Nirmal Paintings are special paintings that use wood as the medium instead of canvas and/ or paper. Nitrocellulose colours (synthetic) and a special gold powder are also used.
Teakwood rippers are first used to form a frame on which the oil-tempered hard board is fixed. After this sawdust paper is used to rub the surface of the board to make it smooth.
The smooth surface is then coated with primer and allowed to dry; this gives the board a better grip. After drying, a coat of Ducor lappam is applied to the board. Once it dries the surface is again rubbed to further smoothen it.
This becomes the background on to which colours like black, brown, yellow are applied depending on the subject.

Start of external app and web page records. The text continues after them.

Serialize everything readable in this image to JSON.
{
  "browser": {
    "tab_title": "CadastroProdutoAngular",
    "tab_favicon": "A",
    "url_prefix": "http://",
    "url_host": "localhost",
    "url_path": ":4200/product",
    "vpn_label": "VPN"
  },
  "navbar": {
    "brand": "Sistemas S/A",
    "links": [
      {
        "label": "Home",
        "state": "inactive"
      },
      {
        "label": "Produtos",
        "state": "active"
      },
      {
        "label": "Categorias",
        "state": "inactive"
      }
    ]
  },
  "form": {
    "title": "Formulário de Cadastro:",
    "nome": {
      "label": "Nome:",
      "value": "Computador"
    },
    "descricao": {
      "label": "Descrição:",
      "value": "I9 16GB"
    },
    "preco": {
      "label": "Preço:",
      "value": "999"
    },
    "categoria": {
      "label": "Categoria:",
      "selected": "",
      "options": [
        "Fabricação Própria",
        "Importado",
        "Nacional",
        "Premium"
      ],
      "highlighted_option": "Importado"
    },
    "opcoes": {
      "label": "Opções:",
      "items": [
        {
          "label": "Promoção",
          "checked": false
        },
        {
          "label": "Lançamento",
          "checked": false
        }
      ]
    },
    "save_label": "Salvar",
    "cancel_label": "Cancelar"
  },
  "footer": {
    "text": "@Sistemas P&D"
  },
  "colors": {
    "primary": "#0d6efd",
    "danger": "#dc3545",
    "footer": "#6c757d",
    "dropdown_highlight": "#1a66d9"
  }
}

This artform has been in existence from the early 14th century and was patronised by the Deccan nawabs. It takes its name from the village of Nirmal in Adilabad district. The craft is practised by a group of artisans known as naqash who traditionally paint scenes from the Ramayana and the Mahabharata, as well as from Mughal and Kangra miniatures. They work with plain or embossed designs and obtain the indigenous colours from minerals, gum, and herbs. The master craftespersons of Nirmal originally made gold colour from herbal juices. The paintings are in gold on dark backgrounds and are strikingly beautiful. The abundant use of gold adds a metallic richness to the ware. Popular items include jewellery and trinket boxes made of poniki wood, ganjifa boxes, playing cards, and khan chibba (food tray covers). The craft is also practised at Hyderabad. A large variety of products, including furniture, screens, panels, wall plaques, lamp stands, bowls, cigarette boxes, trinket boxes, and ashtrays, are made.